**ACTIVITY:**
Report each line of the entries below that includes "icon".

**AVAILABLE RECORDS:**
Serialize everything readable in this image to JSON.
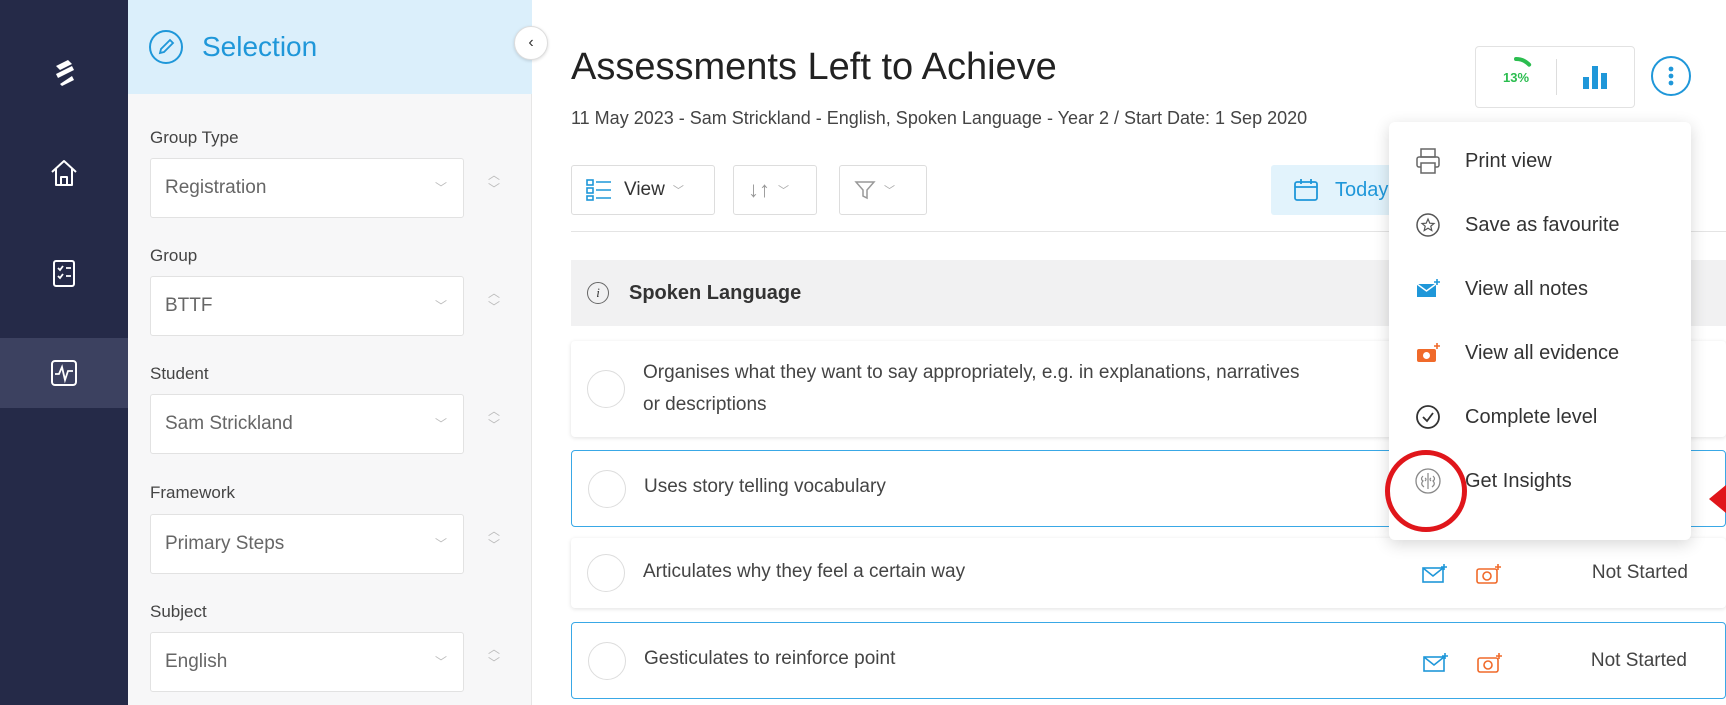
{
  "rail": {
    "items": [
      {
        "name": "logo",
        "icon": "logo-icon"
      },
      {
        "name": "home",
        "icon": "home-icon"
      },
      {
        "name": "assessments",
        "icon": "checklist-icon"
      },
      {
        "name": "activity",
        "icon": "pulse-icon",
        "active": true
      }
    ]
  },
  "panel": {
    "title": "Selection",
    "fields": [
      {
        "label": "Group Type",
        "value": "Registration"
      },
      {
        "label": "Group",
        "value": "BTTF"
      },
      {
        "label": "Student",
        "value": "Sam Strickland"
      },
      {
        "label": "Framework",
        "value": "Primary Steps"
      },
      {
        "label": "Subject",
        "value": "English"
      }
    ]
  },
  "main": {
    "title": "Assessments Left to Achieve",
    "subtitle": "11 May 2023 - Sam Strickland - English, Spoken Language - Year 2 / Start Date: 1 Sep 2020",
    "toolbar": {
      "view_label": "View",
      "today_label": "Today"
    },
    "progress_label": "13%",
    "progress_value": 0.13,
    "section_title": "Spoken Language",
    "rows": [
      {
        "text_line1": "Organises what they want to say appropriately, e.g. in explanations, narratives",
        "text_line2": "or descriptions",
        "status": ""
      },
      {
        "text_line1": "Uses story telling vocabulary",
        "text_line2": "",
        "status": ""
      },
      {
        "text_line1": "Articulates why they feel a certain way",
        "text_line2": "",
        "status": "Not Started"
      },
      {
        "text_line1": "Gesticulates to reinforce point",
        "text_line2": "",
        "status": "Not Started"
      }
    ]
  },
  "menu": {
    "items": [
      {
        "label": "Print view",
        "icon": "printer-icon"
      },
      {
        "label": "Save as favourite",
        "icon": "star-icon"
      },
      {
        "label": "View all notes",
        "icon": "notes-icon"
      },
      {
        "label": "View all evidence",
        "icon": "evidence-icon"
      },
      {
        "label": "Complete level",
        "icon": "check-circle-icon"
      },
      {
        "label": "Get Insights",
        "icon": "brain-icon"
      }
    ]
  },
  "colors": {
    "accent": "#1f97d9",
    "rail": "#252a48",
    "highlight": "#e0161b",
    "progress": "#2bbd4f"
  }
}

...

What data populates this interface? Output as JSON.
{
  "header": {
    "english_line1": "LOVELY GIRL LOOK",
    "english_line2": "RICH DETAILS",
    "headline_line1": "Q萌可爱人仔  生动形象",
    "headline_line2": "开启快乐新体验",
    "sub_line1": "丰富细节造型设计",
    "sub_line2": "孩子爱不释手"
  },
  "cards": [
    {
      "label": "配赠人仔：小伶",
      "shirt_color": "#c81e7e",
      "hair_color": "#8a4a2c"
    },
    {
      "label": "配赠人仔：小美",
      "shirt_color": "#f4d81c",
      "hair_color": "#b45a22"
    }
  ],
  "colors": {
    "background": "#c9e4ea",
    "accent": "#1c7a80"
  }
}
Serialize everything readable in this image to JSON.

**EXERCISE OUTPUT:**
        "icon": "logo-icon"
        "icon": "home-icon"
        "icon": "checklist-icon"
        "icon": "pulse-icon",
        "icon": "printer-icon"
        "icon": "star-icon"
        "icon": "notes-icon"
        "icon": "evidence-icon"
        "icon": "check-circle-icon"
        "icon": "brain-icon"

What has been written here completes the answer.